There are three mainstream JVMs people know about: JRockit (WebLogic’s first and then Oracle’s after it acquired them), Hotspot (Which came to Sun through an acquisition and eventually became OpenJDK), and J9 (IBM’s own JVM, fully-licensed and with all its shots). Upon those three JVMs lives a gigantic world. If you want the details, there’s numerous studies and reports about the use of Java in all manner of business, from the hippest new startups (Twitter recently switched much of their stack to the JVM) to the oldest of the old financial concerns. It’s the favored choice for government server applications, the strongest not-quite-completely-Free managed runtime for open-source libraries and applications, and now with Android it’s rapidly becoming one of the strongest (if not the strongest) mobile OS platform (even though Android isn’t *really* Java, as I’ll get into later). You may love or hate Java, but I guarantee it’s part of your life in some way or another.
It’s a long read, but well worth your time. The why people hate Java section is particularly useful for people that hate Java. It may or may not change your mind, but it will at least give you a broader view.
Ars Technica has a great article on the history of the telescope. But there was something entirely non astronomy related that struck me:
In 1608, Hans Lipperhey in the Netherlands applied for a patent on a pair of lenses, one with a much shorter focal length than the other, arranged in a tube. He called it a “spyglass” as it allowed the observation of greatly distant events from a secluded retreat—Lipperhey noted that counting coins from afar was a suitable use. The patent was denied because the device was so very easily constructed.

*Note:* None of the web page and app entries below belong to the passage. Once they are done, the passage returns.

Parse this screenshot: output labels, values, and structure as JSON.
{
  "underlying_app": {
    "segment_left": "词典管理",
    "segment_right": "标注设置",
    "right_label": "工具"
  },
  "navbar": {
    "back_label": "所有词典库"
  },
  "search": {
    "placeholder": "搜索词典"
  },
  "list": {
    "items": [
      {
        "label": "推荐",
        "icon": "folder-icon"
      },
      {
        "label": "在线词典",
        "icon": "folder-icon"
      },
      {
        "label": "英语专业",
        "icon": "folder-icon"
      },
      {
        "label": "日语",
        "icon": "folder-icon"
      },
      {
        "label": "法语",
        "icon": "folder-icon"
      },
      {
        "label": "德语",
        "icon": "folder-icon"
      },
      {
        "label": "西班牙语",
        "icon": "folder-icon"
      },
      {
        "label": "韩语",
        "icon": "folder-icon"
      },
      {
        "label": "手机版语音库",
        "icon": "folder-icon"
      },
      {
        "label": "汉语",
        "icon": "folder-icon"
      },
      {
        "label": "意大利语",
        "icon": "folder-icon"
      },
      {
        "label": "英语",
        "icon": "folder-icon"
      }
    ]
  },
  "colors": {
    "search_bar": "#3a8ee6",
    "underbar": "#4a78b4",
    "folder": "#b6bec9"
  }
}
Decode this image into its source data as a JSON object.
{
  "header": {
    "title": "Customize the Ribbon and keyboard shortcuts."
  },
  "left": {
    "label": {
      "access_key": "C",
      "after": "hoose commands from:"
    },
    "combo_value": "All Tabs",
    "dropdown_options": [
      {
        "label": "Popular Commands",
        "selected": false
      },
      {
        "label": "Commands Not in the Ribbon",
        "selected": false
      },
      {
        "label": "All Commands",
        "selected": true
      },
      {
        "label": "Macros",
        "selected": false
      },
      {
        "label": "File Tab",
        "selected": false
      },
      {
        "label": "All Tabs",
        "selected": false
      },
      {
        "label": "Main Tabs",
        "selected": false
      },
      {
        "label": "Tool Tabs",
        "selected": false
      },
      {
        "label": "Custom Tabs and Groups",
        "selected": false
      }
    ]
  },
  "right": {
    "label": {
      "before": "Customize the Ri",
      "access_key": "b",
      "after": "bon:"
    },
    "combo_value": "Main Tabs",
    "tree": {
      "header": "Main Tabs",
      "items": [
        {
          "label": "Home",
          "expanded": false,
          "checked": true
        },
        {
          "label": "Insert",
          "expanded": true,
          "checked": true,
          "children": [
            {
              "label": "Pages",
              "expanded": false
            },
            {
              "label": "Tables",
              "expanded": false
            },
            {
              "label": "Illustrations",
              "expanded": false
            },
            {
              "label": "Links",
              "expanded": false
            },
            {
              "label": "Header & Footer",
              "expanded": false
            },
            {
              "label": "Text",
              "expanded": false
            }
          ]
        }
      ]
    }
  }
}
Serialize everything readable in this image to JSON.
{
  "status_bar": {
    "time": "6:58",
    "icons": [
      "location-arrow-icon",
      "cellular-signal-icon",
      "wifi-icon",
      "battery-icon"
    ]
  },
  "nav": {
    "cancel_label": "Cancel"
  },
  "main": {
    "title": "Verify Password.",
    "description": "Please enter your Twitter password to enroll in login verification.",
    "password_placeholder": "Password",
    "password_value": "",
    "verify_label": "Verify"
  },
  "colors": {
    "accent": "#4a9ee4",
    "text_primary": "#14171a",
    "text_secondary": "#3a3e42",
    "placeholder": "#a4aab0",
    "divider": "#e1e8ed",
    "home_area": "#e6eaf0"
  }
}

The big breakthrough came when Galileo was informed of Lipperhey’s failure to secure a patent. He was certainly aware of the Venetian prowess in lens grinding, as well as work in optics that Kepler had done. Galileo decided to make such a device for himself, inspired by a mixture of Renaissance gung-ho and a desire to make his name. Presumably, he reasoned that a device able to magnify distant objects would also minimize the uncertainty in their position, providing an improved version of the wall quadrant.
That’s a frightening thought, and one I hadn’t known before. Had that patent been granted, we may never have had the revolution in science in 1609, because Galileo wouldn’t have jumped into the telescope manufacturing business. That work is what sealed the fate of the geocentric solar system, and became a great leap forward for all physical sciences.
NYTimes has an decent article on some of the data sharing rules around science in general, and the Kepler mission in specific. The Kepler team wants an extra 6 month embargo on data sharing because there were some delays in getting rolling.
Compare and contrast the 12 month embargo on data sharing, and the fact that extending it to 18 months is enough to warrent a Times article vs. the 17 year exclusivity of software algorithms. I wish people would get more riled up about the later.
NEW YORK – Patents on genes associated with hereditary breast and ovarian cancer are invalid, ruled a New York federal court today. The precedent-setting ruling marks the first time a court has found patents on genes unlawful and calls into question the validity of patents now held on approximately 2,000 human genes. The ruling follows a lawsuit brought by a group of patients and scientists represented by the American Civil Liberties Union and the Public Patent Foundation (PUBPAT), a not-for-profit organization affiliated with Benjamin N. Cardozo School of Law.
“Today’s ruling is a victory for the free flow of ideas in scientific research,” said Chris Hansen, a staff attorney with the ACLU First Amendment Working Group. “The human genome, like the structure of blood, air or water, was discovered, not created. There is an endless amount of information on genes that begs for further discovery, and gene patents put up unacceptable barriers to the free exchange of ideas.”
I’m sure this is going to end up in the supreme court eventually, but for today I’ll take this as a small victory for sanity when it comes to intellectual property.